IT WAS AN invitation no book reviewer could refuse. Several weeks ago, well in advance of the pre-Christmas turmoil, I and a dozen other regular reviewers of fiction for Book World received an invitation to participate in a holiday symposium on this tantalizing question: "Which character in fiction would you most like to be, and why?"

Not in the least surprisingly, none of those offered the chance to participate in this novel seminar declined to do so. For some, as you can see from the pieces below, the choice was easy; for others it was difficult, torn as they were among a number of characters who had managed to work their way into their hearts.

i guess i would most like to be a cockroach not any cockroach but archy whose best friends are a newspaperman and a cat what better friends can any one have

within archy s cockroach body is the transmigrated soul of a vers libre bard archy knows the anguish of a writer he hurls himself at the typewriter keys one by one slowly and painfully and falls to the floor exhausted he cannot work the shift key for capital letters and punctuation which allows him to express himself freely let editors worry about such technical details

archy lives in the best of times for poet-pests and newspaper writers it is 1916 and into the 20s and early 30s those heady days when his boss don marquis was writing for the new york sun and franklin p adams was in the conning tower at the world and newspaper columnists were poets and essayists and wrote such books as the lives and times of archy and mehitabel

archy s friend mehitabel the alley cat is a bawdy free roaming spirit who turns up with tattered ears or a new litter to sing rakishly toujours gai wotthehell there s a dance in the old dame yet

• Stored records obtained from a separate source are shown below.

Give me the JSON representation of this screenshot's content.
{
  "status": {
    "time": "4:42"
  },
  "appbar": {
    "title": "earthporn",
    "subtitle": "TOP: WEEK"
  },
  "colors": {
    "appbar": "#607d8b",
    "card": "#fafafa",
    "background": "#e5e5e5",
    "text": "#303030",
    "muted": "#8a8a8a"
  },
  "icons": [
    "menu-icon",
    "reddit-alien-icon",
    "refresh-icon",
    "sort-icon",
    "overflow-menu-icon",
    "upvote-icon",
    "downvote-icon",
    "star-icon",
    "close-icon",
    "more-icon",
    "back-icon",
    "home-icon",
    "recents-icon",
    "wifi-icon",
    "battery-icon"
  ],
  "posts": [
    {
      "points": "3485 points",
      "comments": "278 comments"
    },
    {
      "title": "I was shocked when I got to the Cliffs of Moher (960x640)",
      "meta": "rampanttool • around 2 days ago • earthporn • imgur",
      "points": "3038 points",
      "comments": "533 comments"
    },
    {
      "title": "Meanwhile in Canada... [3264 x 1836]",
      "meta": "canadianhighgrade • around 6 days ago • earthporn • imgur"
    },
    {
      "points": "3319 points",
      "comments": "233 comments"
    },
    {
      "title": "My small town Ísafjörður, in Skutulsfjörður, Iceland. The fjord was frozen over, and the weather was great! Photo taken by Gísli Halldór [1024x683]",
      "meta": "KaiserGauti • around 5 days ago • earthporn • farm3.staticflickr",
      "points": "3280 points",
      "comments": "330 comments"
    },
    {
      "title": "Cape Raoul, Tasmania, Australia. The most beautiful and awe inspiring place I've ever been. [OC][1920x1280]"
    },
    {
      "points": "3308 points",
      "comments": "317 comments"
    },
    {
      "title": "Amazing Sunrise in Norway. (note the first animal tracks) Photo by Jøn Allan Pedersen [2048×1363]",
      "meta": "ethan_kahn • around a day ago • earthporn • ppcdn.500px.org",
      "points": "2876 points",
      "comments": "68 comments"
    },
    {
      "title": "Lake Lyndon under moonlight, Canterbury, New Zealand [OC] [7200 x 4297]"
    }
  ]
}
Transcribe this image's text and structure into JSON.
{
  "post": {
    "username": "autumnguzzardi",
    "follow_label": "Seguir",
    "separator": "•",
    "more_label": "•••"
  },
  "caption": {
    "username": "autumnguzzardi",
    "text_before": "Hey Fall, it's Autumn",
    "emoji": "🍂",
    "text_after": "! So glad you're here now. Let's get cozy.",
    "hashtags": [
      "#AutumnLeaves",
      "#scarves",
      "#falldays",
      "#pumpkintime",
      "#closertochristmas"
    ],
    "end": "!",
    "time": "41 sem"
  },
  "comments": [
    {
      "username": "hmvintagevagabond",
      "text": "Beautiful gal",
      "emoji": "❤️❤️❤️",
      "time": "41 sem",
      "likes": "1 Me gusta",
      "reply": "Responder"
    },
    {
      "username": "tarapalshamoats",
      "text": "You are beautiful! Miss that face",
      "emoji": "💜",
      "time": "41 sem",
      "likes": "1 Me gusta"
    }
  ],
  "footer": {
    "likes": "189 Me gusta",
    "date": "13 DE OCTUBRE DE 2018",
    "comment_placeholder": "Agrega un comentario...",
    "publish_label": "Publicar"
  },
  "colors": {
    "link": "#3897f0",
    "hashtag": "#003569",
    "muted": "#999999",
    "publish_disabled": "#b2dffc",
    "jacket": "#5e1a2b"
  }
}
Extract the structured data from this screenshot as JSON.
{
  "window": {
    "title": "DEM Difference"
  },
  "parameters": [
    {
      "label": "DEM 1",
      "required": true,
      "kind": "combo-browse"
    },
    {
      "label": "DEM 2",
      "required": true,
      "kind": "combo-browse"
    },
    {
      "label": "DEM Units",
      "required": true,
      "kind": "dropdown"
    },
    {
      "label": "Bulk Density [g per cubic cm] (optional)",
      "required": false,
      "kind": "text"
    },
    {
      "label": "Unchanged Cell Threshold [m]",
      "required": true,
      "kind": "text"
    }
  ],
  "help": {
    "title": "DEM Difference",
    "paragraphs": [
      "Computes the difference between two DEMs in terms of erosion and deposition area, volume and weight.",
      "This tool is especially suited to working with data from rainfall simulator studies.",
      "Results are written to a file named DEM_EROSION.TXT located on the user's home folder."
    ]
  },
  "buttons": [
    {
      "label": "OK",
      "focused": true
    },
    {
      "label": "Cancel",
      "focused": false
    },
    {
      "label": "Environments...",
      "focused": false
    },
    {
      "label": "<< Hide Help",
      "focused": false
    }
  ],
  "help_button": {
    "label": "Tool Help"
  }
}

you need friends like that when like archy you often see things from the under side

he sees the foolishness of the toad who thinks the earth exists to grow toadstools for him to sit under

archy asks why the moth throws himself into a flame and doesn t think it is worth an instant of beauty but ruefully adds

but at the same time i wish

there was something i wanted

as badly as he wanted to fry himself

archy is funny sad tender tough often indignant sometimes troubling irreverent may his poet s soul transmigrate to the body of a mystery reviewer